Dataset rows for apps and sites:
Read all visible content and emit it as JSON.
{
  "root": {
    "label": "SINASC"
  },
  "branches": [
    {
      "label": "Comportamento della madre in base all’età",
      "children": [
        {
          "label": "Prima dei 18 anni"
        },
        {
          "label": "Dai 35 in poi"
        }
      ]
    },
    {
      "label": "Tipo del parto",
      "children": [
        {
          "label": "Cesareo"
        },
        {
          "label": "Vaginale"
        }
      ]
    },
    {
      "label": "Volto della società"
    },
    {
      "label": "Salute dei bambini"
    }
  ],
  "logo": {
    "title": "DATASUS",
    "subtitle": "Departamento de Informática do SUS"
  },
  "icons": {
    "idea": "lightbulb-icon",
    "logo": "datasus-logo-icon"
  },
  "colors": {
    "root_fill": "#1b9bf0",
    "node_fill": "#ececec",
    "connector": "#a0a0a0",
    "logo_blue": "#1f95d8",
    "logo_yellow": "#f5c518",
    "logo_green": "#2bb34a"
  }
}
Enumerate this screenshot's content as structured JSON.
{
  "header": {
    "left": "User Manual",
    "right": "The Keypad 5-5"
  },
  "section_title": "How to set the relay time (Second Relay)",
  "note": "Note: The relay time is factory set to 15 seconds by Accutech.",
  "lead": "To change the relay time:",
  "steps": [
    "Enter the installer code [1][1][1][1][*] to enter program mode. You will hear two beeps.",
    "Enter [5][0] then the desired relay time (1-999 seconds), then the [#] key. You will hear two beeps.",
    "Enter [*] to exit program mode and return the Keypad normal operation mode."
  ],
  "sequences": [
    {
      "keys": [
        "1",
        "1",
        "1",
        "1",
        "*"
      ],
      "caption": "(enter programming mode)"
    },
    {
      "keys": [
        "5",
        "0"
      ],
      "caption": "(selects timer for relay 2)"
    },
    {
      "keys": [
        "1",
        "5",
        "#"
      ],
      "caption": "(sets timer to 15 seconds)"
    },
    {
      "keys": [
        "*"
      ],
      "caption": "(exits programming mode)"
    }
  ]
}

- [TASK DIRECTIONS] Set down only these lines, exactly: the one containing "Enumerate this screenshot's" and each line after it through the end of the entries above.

- [REPLY]
Enumerate this screenshot's content as structured JSON.
{
  "header": {
    "left": "User Manual",
    "right": "The Keypad 5-5"
  },
  "section_title": "How to set the relay time (Second Relay)",
  "note": "Note: The relay time is factory set to 15 seconds by Accutech.",
  "lead": "To change the relay time:",
  "steps": [
    "Enter the installer code [1][1][1][1][*] to enter program mode. You will hear two beeps.",
    "Enter [5][0] then the desired relay time (1-999 seconds), then the [#] key. You will hear two beeps.",
    "Enter [*] to exit program mode and return the Keypad normal operation mode."
  ],
  "sequences": [
    {
      "keys": [
        "1",
        "1",
        "1",
        "1",
        "*"
      ],
      "caption": "(enter programming mode)"
    },
    {
      "keys": [
        "5",
        "0"
      ],
      "caption": "(selects timer for relay 2)"
    },
    {
      "keys": [
        "1",
        "5",
        "#"
      ],
      "caption": "(sets timer to 15 seconds)"
    },
    {
      "keys": [
        "*"
      ],
      "caption": "(exits programming mode)"
    }
  ]
}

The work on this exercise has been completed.